Elk Grove Attorney Sentenced to More Than Two Years in Prison for Role in Mortgage Fraud Scheme
|U.S. Attorney’s Office September 24, 2013|
SACRAMENTO, CA—United States District Judge John A. Mendez sentenced Sean Patrick Gjerde, 37, of Elk Grove, today to two-and-a-half years in prison for conspiring to commit mortgage fraud and make false statements in loan applications, United States Attorney Benjamin B. Wagner announced. Gjerde pleaded guilty to the charges on December 18, 2012.
According to court documents, Gjerde, an attorney, took part in a mortgage fraud scheme by providing false income verifications. He was hired by Hoda Samuel, the owner and operator of with Liberty Real Estate & Investment Company, a real estate agency, and Liberty Mortgage Company, a mortgage brokerage business. Samuel was convicted after a jury trial and recently sentenced to 10 years in prison. Eight others were charged in the scheme. Seven other co-defendants in the scheme pleaded guilty and are awaiting sentencing.
According to Gjerde’s plea agreement, certain Liberty clients falsely told lending institutions that they were self-employed and made incomes far in excess of what they actually earned. Gjerde wrote letters to the lenders stating that he was an attorney with a masters in taxation who had prepared individual tax returns for the clients and could attest that they were employed as they stated in their loan applications. When lenders called Gjerde to follow up on the fraudulent letters, Gjerde falsely confirmed the information he had provided. On at least one occasion, he signed a false tax return that was submitted to a lender to establish inflated income. Gjerde admitted writing approximately 20 fraudulent letters.

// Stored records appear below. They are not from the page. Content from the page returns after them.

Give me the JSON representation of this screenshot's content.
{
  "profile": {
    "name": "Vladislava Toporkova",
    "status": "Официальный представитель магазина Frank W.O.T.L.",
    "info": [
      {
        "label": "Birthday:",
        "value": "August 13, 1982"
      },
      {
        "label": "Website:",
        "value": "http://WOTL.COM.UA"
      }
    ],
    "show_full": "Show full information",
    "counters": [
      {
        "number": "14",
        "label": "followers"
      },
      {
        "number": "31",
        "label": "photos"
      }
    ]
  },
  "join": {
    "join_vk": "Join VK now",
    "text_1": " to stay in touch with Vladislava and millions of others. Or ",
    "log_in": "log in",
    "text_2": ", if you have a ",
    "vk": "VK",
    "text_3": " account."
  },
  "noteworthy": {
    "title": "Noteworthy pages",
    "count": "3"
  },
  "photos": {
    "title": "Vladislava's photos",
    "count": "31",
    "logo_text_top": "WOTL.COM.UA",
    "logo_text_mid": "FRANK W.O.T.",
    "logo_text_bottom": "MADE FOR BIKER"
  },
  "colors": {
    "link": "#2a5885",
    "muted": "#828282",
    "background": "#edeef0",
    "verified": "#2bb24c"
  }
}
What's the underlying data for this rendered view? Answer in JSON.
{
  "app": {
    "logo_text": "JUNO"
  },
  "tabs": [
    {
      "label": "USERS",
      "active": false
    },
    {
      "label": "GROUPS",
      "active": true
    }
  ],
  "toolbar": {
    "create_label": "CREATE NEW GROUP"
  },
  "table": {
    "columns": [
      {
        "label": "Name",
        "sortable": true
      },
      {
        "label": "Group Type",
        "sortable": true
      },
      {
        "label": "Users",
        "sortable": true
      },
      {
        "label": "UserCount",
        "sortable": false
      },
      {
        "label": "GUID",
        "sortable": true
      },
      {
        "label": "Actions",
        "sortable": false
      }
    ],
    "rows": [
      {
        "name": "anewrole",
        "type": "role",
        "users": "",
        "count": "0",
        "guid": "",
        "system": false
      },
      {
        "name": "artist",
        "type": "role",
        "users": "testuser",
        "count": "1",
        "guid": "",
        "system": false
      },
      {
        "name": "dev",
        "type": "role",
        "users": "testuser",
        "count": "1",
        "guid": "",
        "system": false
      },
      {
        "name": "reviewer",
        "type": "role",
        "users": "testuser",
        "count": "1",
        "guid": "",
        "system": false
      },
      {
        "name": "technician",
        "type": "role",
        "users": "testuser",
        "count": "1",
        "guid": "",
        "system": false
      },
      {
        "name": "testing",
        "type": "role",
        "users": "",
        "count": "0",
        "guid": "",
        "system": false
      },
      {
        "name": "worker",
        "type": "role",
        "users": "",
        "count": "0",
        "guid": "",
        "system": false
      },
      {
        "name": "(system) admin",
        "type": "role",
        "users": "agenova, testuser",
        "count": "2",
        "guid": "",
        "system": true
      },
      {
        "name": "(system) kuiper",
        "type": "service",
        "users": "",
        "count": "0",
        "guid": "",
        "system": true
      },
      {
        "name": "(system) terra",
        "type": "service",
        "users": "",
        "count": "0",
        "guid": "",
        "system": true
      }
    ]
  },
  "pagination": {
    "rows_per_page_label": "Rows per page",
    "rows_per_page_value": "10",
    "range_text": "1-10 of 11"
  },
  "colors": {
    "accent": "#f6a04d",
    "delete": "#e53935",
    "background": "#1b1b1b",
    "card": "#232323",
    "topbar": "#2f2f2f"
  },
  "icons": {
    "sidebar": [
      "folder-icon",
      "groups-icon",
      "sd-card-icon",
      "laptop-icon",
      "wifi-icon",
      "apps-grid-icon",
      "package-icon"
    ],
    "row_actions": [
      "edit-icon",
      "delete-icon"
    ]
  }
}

As of April 2012, Gjerde had 18 cases pending against him before the California State Bar Court. Each of these contained allegations of misconduct, and none of them were related to the mortgage fraud charged in the federal indictment. On April 18, 2012, the State Bar Court determined that the allegations were likely to be upheld in a majority of the pending cases and involuntarily enrolled Gjerde as an inactive member of the bar.
In sentencing Gjerde, Judge Mendez said that Gjerde willfully lied to back up the lies in the loan applications, and that as a lawyer, “He should have shut this whole thing down. That’s his obligation as a lawyer. He didn’t do that. He went along with it.” Judge Mendez also noted the allegations pending before the State Bar Court and the number of former clients who had been affected by Gjerde’s conduct.
This case is the product of an investigation by the Federal Bureau of Investigation and IRS-Criminal Investigation. Assistant U.S. Attorneys Philip A. Ferrari and Todd A. Pickles are prosecuting the case.